[Data entries]
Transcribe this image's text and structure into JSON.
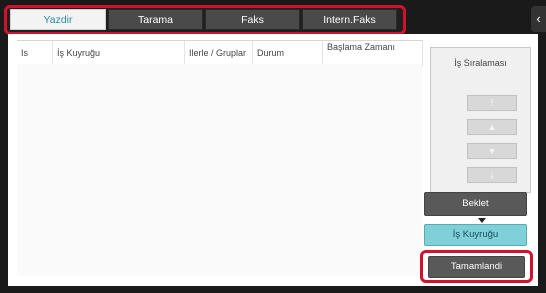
{
  "tabs": [
    {
      "label": "Yazdir",
      "active": true
    },
    {
      "label": "Tarama",
      "active": false
    },
    {
      "label": "Faks",
      "active": false
    },
    {
      "label": "Intern.Faks",
      "active": false
    }
  ],
  "side_handle_glyph": "‹",
  "table": {
    "columns": [
      "Is",
      "İş Kuyruğu",
      "Ilerle / Gruplar",
      "Durum",
      "Başlama Zamanı"
    ],
    "rows": []
  },
  "sort": {
    "label": "İş Sıralaması",
    "buttons": [
      {
        "icon": "move-top-icon",
        "glyph": "⤒"
      },
      {
        "icon": "move-up-icon",
        "glyph": "▲"
      },
      {
        "icon": "move-down-icon",
        "glyph": "▼"
      },
      {
        "icon": "move-bottom-icon",
        "glyph": "⤓"
      }
    ]
  },
  "buttons": {
    "wait_label": "Beklet",
    "queue_label": "İş Kuyruğu",
    "complete_label": "Tamamlandi"
  },
  "colors": {
    "highlight": "#d1122d",
    "active_tab_text": "#2a8f9a",
    "selected_button": "#7fd0d8"
  }
}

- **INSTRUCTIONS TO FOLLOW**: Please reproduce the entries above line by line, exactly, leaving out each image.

- **TASK ANSWER**:
Transcribe this image's text and structure into JSON.
{
  "tabs": [
    {
      "label": "Yazdir",
      "active": true
    },
    {
      "label": "Tarama",
      "active": false
    },
    {
      "label": "Faks",
      "active": false
    },
    {
      "label": "Intern.Faks",
      "active": false
    }
  ],
  "side_handle_glyph": "‹",
  "table": {
    "columns": [
      "Is",
      "İş Kuyruğu",
      "Ilerle / Gruplar",
      "Durum",
      "Başlama Zamanı"
    ],
    "rows": []
  },
  "sort": {
    "label": "İş Sıralaması",
    "buttons": [
      {
        "icon": "move-top-icon",
        "glyph": "⤒"
      },
      {
        "icon": "move-up-icon",
        "glyph": "▲"
      },
      {
        "icon": "move-down-icon",
        "glyph": "▼"
      },
      {
        "icon": "move-bottom-icon",
        "glyph": "⤓"
      }
    ]
  },
  "buttons": {
    "wait_label": "Beklet",
    "queue_label": "İş Kuyruğu",
    "complete_label": "Tamamlandi"
  },
  "colors": {
    "highlight": "#d1122d",
    "active_tab_text": "#2a8f9a",
    "selected_button": "#7fd0d8"
  }
}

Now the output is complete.